But the Endless Frontier Act comes up short on a key question: How can it bridge the gulf between university research and the needs of the marketplace?

A program manager at DARPA wakes up every day knowing that he or she works for the Pentagon. Who are the end users for the NSF’s new applied-technology directorate? Well, business. But the NSF was set up to give dollars to universities and colleges, and that structure remains under the new bill: Grants can be made only to institutions of higher education or individual researchers, or to consortia led by institutions of higher education. How that research will be shaped by commercial needs, and made available to businesses so they might meet these, is not specified. 

The Endless Frontier Act addresses the funding deficit created by industrial labs’ decline, but furnishes no structure with which to replace them. That absence is a big problem. As a 2019 paper led by researchers at Duke’s Fuqua School of Business explained, the eclipse of industrial labs left corporations scrambling to apply to product development the “curiosity-driven rather than mission-focused” basic science research furnished by universities. “Spinoffs, startups, and university licensing offices have not fully filled the gap,” the authors concluded. Universities’ focus on “curiosity-driven” research is intrinsic to their mission. How will these institutions of higher education reorient themselves to commercial needs?

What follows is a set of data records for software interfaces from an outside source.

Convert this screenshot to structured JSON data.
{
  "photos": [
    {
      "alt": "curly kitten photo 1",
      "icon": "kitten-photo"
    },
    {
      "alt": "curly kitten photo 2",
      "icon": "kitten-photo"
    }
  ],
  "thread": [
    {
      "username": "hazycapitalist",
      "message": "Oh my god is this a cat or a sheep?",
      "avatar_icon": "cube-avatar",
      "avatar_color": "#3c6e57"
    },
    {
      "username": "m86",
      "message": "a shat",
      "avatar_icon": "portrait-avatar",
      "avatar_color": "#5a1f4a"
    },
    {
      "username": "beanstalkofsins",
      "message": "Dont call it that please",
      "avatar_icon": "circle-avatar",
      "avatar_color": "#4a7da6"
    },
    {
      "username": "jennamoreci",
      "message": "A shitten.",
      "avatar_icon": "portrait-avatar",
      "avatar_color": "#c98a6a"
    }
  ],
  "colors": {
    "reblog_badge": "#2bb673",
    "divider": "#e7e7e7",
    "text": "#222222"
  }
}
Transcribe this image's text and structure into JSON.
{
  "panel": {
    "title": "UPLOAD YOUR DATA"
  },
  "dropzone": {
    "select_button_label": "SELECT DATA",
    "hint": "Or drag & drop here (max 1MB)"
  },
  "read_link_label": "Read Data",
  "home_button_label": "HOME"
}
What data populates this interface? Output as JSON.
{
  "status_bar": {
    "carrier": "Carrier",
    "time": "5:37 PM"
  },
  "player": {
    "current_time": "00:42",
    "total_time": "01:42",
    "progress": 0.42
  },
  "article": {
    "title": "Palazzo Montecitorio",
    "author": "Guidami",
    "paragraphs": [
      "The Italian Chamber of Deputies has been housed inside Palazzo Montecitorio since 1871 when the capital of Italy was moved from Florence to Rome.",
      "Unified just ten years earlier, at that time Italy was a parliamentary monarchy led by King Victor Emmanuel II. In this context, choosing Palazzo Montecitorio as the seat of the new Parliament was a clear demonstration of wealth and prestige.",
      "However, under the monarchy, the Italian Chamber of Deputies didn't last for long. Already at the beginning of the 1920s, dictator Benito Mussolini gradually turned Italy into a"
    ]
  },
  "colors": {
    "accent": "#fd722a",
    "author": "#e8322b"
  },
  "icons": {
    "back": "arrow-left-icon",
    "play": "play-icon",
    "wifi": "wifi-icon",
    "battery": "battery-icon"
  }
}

It’s a familiar riddle of public policy. Any arrangement wherein the U.S. government participates in choosing winners and losers among private companies is anathema to the public and vulnerable to corruption by business lobbyists. But unless you make such choices, you can’t target R&D funds very effectively. In the aftermath of World War II, the federal government maintained a tacit regulatory partnership between the federal government and large U.S. corporations— what the liberal economist John Kenneth Galbraith termed, approvingly, the New Industrial State. But that arrangement was on the ropes within a decade of Galbraith popularizing that phrase in 1967. Even in the New Industrial State’s heyday, feelings about it were ambivalent. 

Since 1980, merely uttering the phrase “industrial policy” has been enough to kill any proposal to guide business innovation. Instead, the U.S. embraced a de facto industrial policy of corporate concentration with a sharp cutback in antitrust enforcement and elevation of shareholders’ interests over those of workers. In effect, the government did with industrial policy what conservatives often accuse liberals of doing with the welfare state—it threw money at the problem, indiscriminately and inefficiently, with no visible benefit to American competitiveness. 

This laissez-faire consensus may be coming to an end, providing Congress with an opportunity to reshape the government’s relationship with big business. The Endless Frontier Act has enormous potential to restore American business’s commitment to research and development. But to do it, it will have to find a way to close the gap between university research and the demands of the marketplace in a way that the American public will tolerate.